According to an official statement posted to the university's website, Gregory L. Fenves, the president of UT-Austin, argued that since the fatal riots in Charlottesville, the statues have become "symbols of modern white supremacy and neo-Nazism" and must be removed. Crews worked throughout the night among a heavy police presence and protesters.
Police allowing people to debate in front of UT Tower, as crews remove Confederate statues. pic.twitter.com/2MaZu1Sqly
— Mary Huber (@marymhuber) August 21, 2017
"The University of Texas at Austin has a duty to preserve and study history," he said in a statement. "But our duty also compels us to acknowledge that those parts of our history that run counter to the university’s core values, the values of our state and the enduring values of our nation do not belong on pedestals in the heart of the Forty Acres."
— Austin Statesman (@statesman) August 21, 2017
The decision to remove the statues follow the university's long battle with Confederate monuments. In 2015, UT-Austin first removed a statue dedicated to Confederate President Jefferson Davis following the fatal shooting of nine black church members by white supremacist Dylan Roof.
The statues of Lee, Johnston and Reagan will be relocated to the Briscoe Center for "scholarly study," and the statue of Hogg is being considered for a spot on another campus.

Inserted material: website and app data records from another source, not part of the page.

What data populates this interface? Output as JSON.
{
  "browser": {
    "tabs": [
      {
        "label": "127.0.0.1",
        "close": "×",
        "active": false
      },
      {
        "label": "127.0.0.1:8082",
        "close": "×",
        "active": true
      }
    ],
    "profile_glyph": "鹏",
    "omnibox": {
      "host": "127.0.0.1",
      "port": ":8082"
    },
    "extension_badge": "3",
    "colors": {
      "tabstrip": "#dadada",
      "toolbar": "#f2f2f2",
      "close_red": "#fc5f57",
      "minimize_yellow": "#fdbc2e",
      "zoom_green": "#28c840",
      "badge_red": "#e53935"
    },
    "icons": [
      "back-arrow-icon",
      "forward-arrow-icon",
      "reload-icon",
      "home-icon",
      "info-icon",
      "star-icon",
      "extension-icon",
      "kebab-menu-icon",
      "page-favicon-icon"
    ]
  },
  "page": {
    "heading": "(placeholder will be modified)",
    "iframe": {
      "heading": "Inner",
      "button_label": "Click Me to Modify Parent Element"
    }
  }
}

UT-Austin is the second university in the last week to remove Confederate statues from their campus. On Saturday, Duke University removed a statue of Lee from their campus chapel, which was vandalized three days prior. "I took this course of action to protect Duke Chapel, to ensure the vital safety of students and community members who worship there, and above all to express the deep and abiding values of our university," said University president Vincent Price.